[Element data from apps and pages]
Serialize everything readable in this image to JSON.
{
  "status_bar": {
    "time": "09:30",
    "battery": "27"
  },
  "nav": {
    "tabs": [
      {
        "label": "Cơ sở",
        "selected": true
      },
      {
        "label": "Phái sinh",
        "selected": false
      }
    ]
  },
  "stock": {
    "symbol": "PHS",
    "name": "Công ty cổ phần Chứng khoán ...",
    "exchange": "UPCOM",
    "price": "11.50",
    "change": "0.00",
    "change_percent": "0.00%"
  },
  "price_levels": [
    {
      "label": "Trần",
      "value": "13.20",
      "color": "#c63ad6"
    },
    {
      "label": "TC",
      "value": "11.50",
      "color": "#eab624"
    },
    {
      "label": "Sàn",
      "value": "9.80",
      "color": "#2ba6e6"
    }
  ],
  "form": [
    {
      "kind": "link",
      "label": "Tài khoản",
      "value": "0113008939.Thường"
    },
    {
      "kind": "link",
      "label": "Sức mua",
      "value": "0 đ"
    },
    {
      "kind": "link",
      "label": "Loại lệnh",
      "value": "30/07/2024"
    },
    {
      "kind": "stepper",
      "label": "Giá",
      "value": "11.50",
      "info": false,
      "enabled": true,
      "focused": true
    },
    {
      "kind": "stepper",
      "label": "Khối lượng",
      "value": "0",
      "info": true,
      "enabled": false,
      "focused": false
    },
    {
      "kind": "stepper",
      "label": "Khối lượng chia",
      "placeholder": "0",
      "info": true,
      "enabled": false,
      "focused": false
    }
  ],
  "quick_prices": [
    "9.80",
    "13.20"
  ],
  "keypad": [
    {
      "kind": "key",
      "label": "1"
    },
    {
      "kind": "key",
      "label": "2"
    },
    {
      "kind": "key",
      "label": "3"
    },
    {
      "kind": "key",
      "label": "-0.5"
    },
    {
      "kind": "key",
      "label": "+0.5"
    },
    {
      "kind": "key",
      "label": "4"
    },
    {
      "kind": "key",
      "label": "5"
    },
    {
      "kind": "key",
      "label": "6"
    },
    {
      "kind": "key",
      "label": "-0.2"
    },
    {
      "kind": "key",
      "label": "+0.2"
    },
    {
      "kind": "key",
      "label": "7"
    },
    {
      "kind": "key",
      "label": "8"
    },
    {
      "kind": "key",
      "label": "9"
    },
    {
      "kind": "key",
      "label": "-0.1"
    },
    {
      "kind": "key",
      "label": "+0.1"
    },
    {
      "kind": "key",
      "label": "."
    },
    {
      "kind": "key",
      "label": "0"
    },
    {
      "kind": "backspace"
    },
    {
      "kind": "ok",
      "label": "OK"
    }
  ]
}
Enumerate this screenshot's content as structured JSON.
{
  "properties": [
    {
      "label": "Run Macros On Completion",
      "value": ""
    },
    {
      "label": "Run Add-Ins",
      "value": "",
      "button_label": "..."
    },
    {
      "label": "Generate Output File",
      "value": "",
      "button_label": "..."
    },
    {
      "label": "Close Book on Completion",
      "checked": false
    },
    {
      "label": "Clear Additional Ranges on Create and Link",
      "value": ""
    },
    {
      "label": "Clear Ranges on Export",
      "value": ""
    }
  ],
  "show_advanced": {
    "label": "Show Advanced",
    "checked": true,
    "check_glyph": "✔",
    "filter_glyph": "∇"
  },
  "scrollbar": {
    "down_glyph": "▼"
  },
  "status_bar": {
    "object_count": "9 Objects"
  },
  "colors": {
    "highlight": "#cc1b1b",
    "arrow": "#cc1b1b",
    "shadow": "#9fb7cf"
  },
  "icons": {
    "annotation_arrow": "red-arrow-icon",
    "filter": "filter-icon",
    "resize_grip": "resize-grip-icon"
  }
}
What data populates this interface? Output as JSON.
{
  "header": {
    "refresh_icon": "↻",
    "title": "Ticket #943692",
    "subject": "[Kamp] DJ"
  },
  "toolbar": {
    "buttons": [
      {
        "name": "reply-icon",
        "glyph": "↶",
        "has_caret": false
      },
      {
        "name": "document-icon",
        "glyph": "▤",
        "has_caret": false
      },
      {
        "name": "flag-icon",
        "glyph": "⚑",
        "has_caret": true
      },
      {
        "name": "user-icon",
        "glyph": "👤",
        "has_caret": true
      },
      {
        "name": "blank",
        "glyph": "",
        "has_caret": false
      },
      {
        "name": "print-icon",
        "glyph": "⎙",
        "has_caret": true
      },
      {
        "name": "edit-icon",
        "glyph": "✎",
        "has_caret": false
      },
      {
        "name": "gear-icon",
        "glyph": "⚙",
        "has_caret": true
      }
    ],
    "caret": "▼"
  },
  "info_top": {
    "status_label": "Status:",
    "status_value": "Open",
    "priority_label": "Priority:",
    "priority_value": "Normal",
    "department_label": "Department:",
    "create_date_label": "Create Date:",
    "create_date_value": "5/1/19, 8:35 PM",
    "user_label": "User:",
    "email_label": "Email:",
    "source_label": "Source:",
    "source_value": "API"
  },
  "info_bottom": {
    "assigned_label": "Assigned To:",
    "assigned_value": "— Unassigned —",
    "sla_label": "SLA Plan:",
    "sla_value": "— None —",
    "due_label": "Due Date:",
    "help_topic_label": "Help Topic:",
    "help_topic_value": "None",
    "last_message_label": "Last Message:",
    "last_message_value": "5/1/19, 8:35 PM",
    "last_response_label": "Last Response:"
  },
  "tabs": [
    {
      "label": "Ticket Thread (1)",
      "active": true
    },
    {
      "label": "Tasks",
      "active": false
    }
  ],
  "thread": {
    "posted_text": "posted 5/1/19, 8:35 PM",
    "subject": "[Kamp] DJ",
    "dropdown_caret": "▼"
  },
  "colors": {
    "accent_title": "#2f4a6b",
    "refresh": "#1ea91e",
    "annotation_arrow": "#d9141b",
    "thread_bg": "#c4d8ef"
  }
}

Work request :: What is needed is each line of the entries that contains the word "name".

Reply ::
    "name": "Công ty cổ phần Chứng khoán ...",
        "name": "reply-icon",
        "name": "document-icon",
        "name": "flag-icon",
        "name": "user-icon",
        "name": "blank",
        "name": "print-icon",
        "name": "edit-icon",
        "name": "gear-icon",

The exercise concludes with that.